WHAT THE TASK ASKS: In the entries that follow, how many lines hold the string "username"? Give only that number.

━━━━━━━━━━━━━━━━━━━━━━━━━━━━━━

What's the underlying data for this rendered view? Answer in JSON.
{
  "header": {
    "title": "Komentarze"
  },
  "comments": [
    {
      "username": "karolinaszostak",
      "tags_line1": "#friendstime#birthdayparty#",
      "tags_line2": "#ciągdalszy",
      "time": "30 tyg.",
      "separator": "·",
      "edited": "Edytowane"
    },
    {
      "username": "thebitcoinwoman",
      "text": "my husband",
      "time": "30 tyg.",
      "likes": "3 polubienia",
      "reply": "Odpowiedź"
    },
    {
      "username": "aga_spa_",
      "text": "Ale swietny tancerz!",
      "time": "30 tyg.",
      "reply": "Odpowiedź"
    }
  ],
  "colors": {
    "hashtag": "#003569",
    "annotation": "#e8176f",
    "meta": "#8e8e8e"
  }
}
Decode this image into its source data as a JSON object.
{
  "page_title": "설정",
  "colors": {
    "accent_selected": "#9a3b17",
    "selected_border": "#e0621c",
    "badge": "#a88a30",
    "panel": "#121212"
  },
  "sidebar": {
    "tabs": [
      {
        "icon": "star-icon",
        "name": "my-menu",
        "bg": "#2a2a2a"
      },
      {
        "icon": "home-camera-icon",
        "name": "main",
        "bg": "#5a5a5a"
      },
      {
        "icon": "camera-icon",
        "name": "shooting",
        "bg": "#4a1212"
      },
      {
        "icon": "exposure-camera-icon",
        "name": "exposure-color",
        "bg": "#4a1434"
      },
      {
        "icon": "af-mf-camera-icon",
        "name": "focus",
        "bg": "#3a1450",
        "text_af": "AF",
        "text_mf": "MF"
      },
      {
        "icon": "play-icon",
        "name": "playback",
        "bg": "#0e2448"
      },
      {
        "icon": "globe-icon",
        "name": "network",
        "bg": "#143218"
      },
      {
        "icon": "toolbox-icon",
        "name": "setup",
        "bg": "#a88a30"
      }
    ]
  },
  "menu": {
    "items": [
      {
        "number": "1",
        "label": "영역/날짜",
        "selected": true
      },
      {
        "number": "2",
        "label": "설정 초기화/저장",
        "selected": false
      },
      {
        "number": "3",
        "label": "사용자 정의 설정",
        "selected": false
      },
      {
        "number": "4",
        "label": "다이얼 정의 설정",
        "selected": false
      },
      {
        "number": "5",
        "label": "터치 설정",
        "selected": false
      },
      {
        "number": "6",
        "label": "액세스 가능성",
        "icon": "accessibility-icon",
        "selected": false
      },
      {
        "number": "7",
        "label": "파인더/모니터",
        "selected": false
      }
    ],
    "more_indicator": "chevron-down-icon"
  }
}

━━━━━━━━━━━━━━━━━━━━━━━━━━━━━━

EXERCISE RESPONSE: 3